"""

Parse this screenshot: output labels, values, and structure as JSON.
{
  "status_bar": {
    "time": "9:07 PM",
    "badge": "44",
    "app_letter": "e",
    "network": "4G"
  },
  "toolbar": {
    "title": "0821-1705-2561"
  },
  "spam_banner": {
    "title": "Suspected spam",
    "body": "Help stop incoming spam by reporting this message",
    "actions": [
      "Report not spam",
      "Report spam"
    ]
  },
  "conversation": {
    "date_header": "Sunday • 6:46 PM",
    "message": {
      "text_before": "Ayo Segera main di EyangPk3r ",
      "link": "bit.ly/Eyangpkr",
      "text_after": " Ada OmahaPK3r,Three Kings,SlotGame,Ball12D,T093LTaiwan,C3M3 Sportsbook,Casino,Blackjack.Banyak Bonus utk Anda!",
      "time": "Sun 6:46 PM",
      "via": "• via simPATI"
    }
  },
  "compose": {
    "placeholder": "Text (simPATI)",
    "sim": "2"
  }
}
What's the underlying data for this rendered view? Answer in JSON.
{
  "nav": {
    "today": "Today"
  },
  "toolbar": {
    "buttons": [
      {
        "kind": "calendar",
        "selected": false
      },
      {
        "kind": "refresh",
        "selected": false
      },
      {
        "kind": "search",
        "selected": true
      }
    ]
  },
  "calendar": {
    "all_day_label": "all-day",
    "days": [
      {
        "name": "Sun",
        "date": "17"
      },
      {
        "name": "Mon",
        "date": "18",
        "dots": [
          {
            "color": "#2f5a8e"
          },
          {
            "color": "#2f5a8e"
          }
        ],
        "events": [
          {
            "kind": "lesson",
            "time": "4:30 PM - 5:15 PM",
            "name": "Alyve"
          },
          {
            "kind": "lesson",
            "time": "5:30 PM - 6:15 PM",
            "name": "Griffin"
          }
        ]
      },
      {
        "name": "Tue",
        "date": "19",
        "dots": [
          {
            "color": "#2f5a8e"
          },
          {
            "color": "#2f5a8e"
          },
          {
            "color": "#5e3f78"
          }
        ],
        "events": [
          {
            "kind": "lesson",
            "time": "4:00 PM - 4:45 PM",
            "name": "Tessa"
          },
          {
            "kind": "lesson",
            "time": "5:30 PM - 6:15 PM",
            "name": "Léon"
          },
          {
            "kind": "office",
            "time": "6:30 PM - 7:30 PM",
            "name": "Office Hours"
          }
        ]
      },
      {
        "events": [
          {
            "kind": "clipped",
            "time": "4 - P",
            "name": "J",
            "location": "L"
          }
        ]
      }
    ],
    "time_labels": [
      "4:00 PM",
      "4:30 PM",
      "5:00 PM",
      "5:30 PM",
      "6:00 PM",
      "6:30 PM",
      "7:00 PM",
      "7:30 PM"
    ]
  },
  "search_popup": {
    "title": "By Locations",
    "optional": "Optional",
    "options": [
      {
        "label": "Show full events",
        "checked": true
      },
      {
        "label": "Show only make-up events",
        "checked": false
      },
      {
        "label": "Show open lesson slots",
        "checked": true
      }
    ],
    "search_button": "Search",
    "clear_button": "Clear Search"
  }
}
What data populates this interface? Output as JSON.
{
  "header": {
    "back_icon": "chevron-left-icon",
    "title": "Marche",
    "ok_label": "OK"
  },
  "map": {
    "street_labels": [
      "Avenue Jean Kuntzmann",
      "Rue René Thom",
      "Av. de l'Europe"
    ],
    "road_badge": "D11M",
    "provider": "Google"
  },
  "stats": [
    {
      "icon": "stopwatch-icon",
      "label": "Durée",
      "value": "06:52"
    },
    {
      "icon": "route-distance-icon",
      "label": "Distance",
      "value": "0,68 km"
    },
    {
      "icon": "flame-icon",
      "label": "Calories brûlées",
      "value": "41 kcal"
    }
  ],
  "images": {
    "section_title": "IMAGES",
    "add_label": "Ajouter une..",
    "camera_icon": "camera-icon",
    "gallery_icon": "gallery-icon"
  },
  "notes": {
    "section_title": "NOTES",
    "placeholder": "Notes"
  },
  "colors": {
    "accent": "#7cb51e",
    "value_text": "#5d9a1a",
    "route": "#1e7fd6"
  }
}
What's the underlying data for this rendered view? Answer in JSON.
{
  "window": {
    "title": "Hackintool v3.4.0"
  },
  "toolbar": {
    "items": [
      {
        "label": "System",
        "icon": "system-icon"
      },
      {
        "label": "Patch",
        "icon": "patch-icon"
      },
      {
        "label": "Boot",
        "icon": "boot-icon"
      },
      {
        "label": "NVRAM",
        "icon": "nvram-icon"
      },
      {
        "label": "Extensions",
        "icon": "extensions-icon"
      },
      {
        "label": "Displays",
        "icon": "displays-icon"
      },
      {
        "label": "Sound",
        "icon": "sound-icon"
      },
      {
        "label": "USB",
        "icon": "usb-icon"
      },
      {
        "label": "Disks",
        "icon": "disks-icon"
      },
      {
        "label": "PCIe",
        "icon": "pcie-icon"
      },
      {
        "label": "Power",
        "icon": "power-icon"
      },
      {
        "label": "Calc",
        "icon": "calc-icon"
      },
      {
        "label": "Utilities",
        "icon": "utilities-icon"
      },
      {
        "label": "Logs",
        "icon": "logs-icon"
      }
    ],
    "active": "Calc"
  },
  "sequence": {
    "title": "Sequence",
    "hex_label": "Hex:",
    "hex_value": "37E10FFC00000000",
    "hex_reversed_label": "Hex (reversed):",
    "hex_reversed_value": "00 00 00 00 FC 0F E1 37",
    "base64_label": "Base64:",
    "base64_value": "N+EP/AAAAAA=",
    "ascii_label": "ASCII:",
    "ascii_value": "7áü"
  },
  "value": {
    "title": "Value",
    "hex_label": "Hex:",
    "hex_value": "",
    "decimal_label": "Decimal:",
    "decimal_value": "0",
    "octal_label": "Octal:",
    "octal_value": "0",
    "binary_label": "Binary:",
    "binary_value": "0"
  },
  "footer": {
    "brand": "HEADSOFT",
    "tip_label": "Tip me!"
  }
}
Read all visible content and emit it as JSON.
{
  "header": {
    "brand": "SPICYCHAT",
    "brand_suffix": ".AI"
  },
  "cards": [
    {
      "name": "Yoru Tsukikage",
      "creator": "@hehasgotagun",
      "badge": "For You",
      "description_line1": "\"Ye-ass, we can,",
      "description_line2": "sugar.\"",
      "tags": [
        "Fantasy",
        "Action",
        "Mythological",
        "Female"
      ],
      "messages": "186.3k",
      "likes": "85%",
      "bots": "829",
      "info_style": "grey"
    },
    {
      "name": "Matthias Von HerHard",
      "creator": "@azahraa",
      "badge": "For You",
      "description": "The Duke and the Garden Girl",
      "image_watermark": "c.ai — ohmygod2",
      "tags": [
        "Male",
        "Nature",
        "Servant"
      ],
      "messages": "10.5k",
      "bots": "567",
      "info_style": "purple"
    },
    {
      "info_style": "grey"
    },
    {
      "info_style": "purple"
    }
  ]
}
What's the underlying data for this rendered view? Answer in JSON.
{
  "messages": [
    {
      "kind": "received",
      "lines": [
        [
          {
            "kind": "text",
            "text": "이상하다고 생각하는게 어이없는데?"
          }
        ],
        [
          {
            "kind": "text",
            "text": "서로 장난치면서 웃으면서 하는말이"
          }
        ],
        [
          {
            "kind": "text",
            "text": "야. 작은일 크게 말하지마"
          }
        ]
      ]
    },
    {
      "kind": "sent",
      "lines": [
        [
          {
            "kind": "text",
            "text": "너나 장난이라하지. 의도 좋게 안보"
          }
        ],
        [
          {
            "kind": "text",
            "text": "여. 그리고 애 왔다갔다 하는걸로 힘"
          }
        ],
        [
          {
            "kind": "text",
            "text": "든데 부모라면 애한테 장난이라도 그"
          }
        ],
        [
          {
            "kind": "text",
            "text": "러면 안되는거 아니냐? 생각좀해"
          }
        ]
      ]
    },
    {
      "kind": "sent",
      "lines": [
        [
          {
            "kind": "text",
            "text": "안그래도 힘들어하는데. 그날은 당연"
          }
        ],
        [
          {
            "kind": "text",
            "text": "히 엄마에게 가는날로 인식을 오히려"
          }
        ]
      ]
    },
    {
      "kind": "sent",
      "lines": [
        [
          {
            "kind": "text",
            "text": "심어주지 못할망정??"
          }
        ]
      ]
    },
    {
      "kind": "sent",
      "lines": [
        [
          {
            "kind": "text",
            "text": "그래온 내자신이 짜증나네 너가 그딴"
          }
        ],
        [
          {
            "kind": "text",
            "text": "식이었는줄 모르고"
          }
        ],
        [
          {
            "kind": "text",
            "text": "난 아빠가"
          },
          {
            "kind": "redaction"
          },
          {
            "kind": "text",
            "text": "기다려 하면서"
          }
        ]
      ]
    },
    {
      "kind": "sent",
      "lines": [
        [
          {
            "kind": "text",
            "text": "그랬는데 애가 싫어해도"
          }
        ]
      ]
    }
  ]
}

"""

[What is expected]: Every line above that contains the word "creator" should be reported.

[Solution to the problem]:
      "creator": "@hehasgotagun",
      "creator": "@azahraa",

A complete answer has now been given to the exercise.